  • Start with your bedroom. Your bed will require the most attention; wash all bedding using hot water (130˚) along with detergents to kill off dust mites and other contaminants. The other option is to freeze your linens in the freezer for a day without detergent which can help kill dust mites also, but washes them afterward because dead mites can trigger allergies as well.
  • You’ll also want to make sure to encase your bed and pillows with allergy relief casings and then apply your newly cleaned sheets. Don’t forget to clean any throw pillows or stuffed animals that you might keep on the bed.
  • The next step is to tackle the clutter in your house.  Empty out drawers, boxes, and closets, and organize shelves, to see what can be thrown away or donated.  Getting rid of decorative knick-knacks will help cut down on dust accumulation.  A clutter-free home is easier to clean and keep clean.
  • Keep the house well ventilated while cleaning.  If you can’t open the windows because of pollen, run the air conditioner and air purifiers to help keep the air clean.
  • Be sure to use all-natural, hypoallergenic, and fragrance-free products while cleaning.  It may also help to wear an allergy relief mask, and rubber gloves while cleaning. Baking soda and vinegar are great natural cleansers.
  • Dust everything using a vacuum attachment, or an electrostatically charged cloth or damp cloth, which will trap the dust.
  • Vacuum every corner and under all the furniture using a HEPA filter vacuum cleaner.
  • Window blinds are dust collectors.  If you have them, replace them with vertical blinds or washable drapes.  If you have drapes, wash them!
  • Destroy mold and mildew by cleaning under the refrigerator, washing and disinfecting garbage cans, thoroughly cleaning bathrooms, and shower curtains. If your shower curtain has mold on it, replace it.  A solution of Borax and water inhibits mold growth. If you have a basement, inspect it thoroughly for mold, and use a dehumidifier.
  • Change the filters on all air conditioners, air purifiers, dehumidifiers, windows, and vent registers.
  • If you’re allergic to your pets, ban them from the rooms you spend the most time in, such as the bedroom.

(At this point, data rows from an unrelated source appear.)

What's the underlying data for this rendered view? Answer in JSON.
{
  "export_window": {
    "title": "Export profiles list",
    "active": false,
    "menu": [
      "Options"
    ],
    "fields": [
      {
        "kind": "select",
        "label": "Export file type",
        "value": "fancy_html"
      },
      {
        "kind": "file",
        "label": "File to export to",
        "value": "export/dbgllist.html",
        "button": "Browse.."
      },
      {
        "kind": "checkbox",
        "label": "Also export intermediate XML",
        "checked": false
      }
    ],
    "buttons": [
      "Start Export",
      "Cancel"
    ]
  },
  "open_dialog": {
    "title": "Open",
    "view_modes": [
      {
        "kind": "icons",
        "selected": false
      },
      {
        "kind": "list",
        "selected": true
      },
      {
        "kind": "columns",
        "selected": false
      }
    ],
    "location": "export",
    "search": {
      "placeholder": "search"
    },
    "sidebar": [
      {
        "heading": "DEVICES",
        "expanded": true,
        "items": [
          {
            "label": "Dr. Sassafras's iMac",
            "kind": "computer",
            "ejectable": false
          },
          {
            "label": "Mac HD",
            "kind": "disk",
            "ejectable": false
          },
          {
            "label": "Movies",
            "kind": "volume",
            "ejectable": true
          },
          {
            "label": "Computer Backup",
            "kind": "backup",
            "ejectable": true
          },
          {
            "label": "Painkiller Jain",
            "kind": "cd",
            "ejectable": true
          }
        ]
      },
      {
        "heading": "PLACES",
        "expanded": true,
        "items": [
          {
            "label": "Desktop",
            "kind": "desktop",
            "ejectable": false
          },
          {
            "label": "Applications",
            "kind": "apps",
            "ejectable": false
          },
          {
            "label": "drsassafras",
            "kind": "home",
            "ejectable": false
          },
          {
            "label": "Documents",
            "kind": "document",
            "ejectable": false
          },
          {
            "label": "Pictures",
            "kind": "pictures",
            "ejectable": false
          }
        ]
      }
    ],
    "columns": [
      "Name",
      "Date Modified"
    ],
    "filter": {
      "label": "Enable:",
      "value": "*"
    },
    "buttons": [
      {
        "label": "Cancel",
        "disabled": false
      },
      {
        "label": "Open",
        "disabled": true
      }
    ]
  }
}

Some people are allergic to roaches and other bugs, which may mean you’ll need to call in an exterminator.

Take a shower after cleaning, and leave a room after dusting if you start to feel symptoms.